Reviewing courts of our State have consistently held that an accused has a constitutional right to a prompt probable cause hearing either by a grand jury or by a judge. People v. Moore (1975), 28 Ill. App. 3d 1085, 329 N.E.2d 893; People v. Kent (1972), 54 Ill. 2d 161, 295 N.E.2d 710; People v. Williams (1974), 20 Ill. App. 3d 840, 314 N.E.2d 276; People v. Hunt (1975), 26 Ill. App. 3d 776, 326 N.E.2d 164; People v. Howell (1975), 60 Ill. 2d 117, 324 N.E.2d 403.
While it is recognized and acknowledged that an accused has a constitutional right to a prompt probable cause hearing, our legislature has not implemented the constitutional provisions granting this right by *750providing for sanctions when the same is denied. This lack of legislative sanctions is the thrust of the People’s argument as to why the defendants’ argument that they were deprived of a constitutional safeguard should be rejected.
Referring again to the case of Howell our supreme court stated:
“We consider the delays in giving an accused a prompt preliminary hearing to be a serious deprivation of his constitutional rights and we are deeply concerned about the number of cases in which an accused has not had a prompt probable-cause determination.
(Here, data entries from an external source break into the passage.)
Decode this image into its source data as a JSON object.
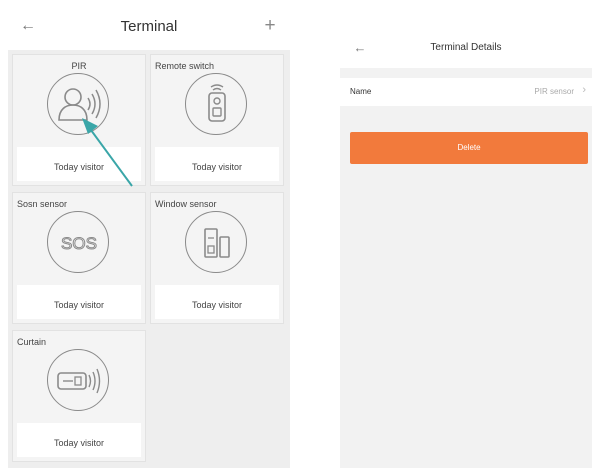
{
  "terminal": {
    "title": "Terminal",
    "back_icon": "arrow-left-icon",
    "add_icon": "plus-icon",
    "devices": [
      {
        "name": "PIR",
        "icon": "pir-motion-icon",
        "footer": "Today visitor"
      },
      {
        "name": "Remote switch",
        "icon": "remote-switch-icon",
        "footer": "Today visitor"
      },
      {
        "name": "Sosn sensor",
        "icon": "sos-icon",
        "footer": "Today visitor"
      },
      {
        "name": "Window sensor",
        "icon": "window-sensor-icon",
        "footer": "Today visitor"
      },
      {
        "name": "Curtain",
        "icon": "curtain-icon",
        "footer": "Today visitor"
      }
    ]
  },
  "details": {
    "title": "Terminal Details",
    "back_icon": "arrow-left-icon",
    "name_label": "Name",
    "name_value": "PIR sensor",
    "chevron_icon": "chevron-right-icon",
    "delete_label": "Delete"
  },
  "colors": {
    "accent": "#f27a3c",
    "arrow": "#3aa6a8",
    "tile_bg": "#f4f4f4",
    "grid_bg": "#eeeeee"
  }
}
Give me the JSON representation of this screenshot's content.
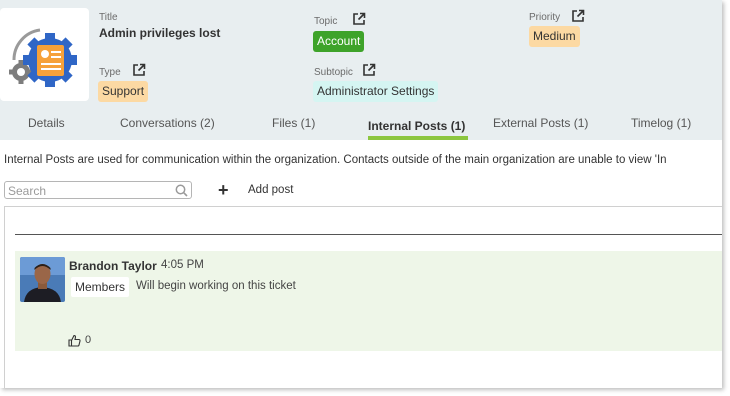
{
  "ticket": {
    "title_label": "Title",
    "title": "Admin privileges lost",
    "topic_label": "Topic",
    "topic": "Account",
    "priority_label": "Priority",
    "priority": "Medium",
    "type_label": "Type",
    "type": "Support",
    "subtopic_label": "Subtopic",
    "subtopic": "Administrator Settings"
  },
  "colors": {
    "topic_chip": "#3ea32a",
    "priority_chip": "#fcd9a3",
    "type_chip": "#fcd9a3",
    "subtopic_chip": "#d5f5f2",
    "active_tab_underline": "#8cc63f",
    "post_background": "#eef6e8"
  },
  "tabs": [
    {
      "label": "Details"
    },
    {
      "label": "Conversations (2)"
    },
    {
      "label": "Files (1)"
    },
    {
      "label": "Internal Posts (1)",
      "active": true
    },
    {
      "label": "External Posts (1)"
    },
    {
      "label": "Timelog (1)"
    }
  ],
  "info_text": "Internal Posts are used for communication within the organization. Contacts outside of the main organization are unable to view 'In",
  "search": {
    "placeholder": "Search"
  },
  "add_post_label": "Add post",
  "posts": [
    {
      "author": "Brandon Taylor",
      "time": "4:05 PM",
      "audience": "Members",
      "text": "Will begin working on this ticket",
      "likes": "0"
    }
  ],
  "icons": {
    "ticket_logo": "gear-document-icon",
    "external_link": "external-link-icon",
    "search": "search-icon",
    "add": "plus-icon",
    "like": "thumbs-up-icon"
  }
}
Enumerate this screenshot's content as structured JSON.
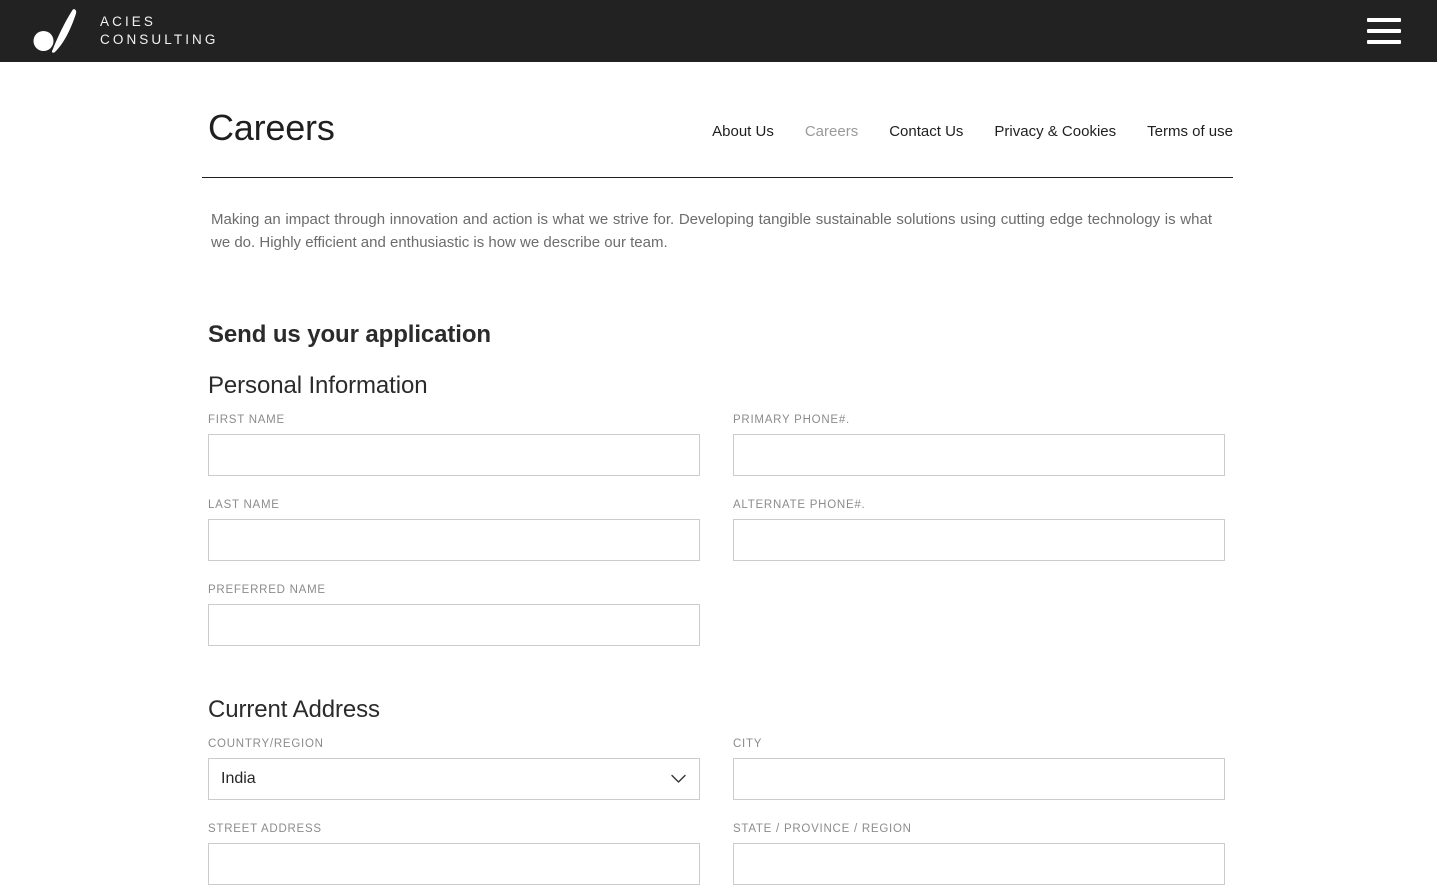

We consider this a subject for appropriate legislative action and we strongly urge the General Assembly to consider the prompt implementation of this constitutional provision. * ° *” People v. Howell (1975), 60 Ill. 2d 117, 122-23, 324 N.E. 403, 405.
We agree that sanctions to be imposed for a section 7 violation (section 7, article I of the 1970 Illinois Constitution) is properly a legislative matter. We further make the observation that this court has always been reluctant to usurp a legislative prerogative by judicial determination; however, in the case now before us we have the most flagrant section 7 violation of any of those called to the attention of the reviewing courts of our State. There being no legislative guidelines or sanctions enacted in regard to such violations, we feel compelled to provide a remedy for the defendants who have suffered an unjustifiable denial of a basic constitutional right. It would be senseless to reverse the defendants’ conviction, and remand this case so that they could be subjected to a reindictment. (People v. Hendrix (1973), 54 Ill. 2d 165, 295 N.E.2d 724.) To grant the defendants a probable cause hearing after their constitutional rights have already been violated would be ludicrous. The only sanction or remedy available in the instant case is a reversal of the judgments of convictions entered against the defendants by the trial court. We do not mean to indicate in any way that the conclusion reached in this case is to be interpreted that we are fixing a determinate number of days which must transpire before a section 7 violation is to be deemed to have occurred. Each case must be considered in light of its facts and circumstances. We are hopeful that our General Assembly will soon implement the constitutional provision, to-wit, section 7, article I, of the 1970 Illinois Constitution.
The People in their brief without making a contention regarding the same, nevertheless allude to the fact that the defendants on March 10, 1975, when the case was called for hearing on probable cause, presented a motion to quash a search warrant and to suppress evidence derived therefrom. The cause was then continued until the defendants’ motion was resolved. We fail to see why the filing of such motions by the *751defendants in any way absolved the People from providing them with a prompt probable cause hearing. Our Criminal Code specifically provides that the disposition of such motions can be made during a preliminary hearing. See Ill. Rev. Stat. 1973, ch. 38, par. 109—3(e).
For the reasons set forth the judgments of guilty entered by the circuit court of Will County against the defendants are reversed.